All this said, what ends up happening is we argue back and forth about whether the Feast of Christianity is all about being in another world, internal, in the past, or only concerned with our morality. We feel the elephant once and our minds think we’ve got it. There is no room for humility. And what we’re left with is a malnourished Church and a starving World. I don’t know how to say it more bluntly: Christianity has become a system of beliefs instead of a way of life. We want to argue with one another instead of recognizing they touched a different part of the elephant, and let’s get on with the mission of Christ!
We’d rather talk about preparing the meal and all the necessary components that go into hosting a meal, instead of giving up all that pretense and just sitting at the Lord’s Table as a sinner sitting next to other sinners saved by the power of the One at the head of the table. We’ll argue whether the meal was sprinkled or fully marinated, when we’re invited to dig in now! and enjoy the feast everyday. And if the Church is reluctant to dig in at the table, what chance do we have, what motivation do we possess to share our food with the world?

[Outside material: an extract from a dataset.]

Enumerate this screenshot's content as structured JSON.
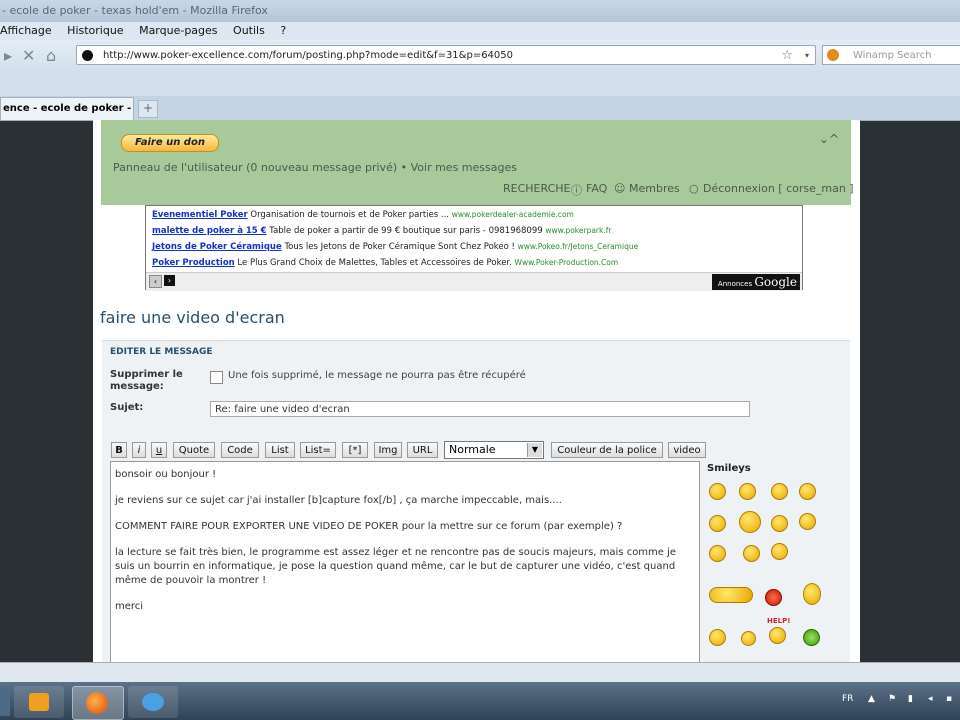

To give them even a cup of cold water in Christ’s name?
Are we missing the Feast of Life because our appetites are hungry for the Meal of Religion? When I first thought of this series, I thought I would spend most of my time contrasting the Feast of Christ and the Meal the world offers. But I don’t think that’s where we struggle. Maybe it’s not the meal of the world that is causing problems, as much as it is the meal in front of us. The meal of religion -going through the motions without our hearts -without passion.
Brothers and sisters, this month let’s step away from the Kiddie Table, no longer content with the insufficient meal religion offers and let us feast on Jesus! Let’s look to be satisfied (as John Mark Hicks says) with a loving God who created and nurtured the world for the sake of loving fellowship, who chose Israel as a light among the nations, who became incarnate as Jesus of Nazareth to redeem the sin, pain, and hurt of this world, and who poured out the Holy Spirit to sanctify and empower a community that they might be dedicated to good works. It begins when we repent of our way and make a change -confessing our sins and then having them washed away in the waters of baptism.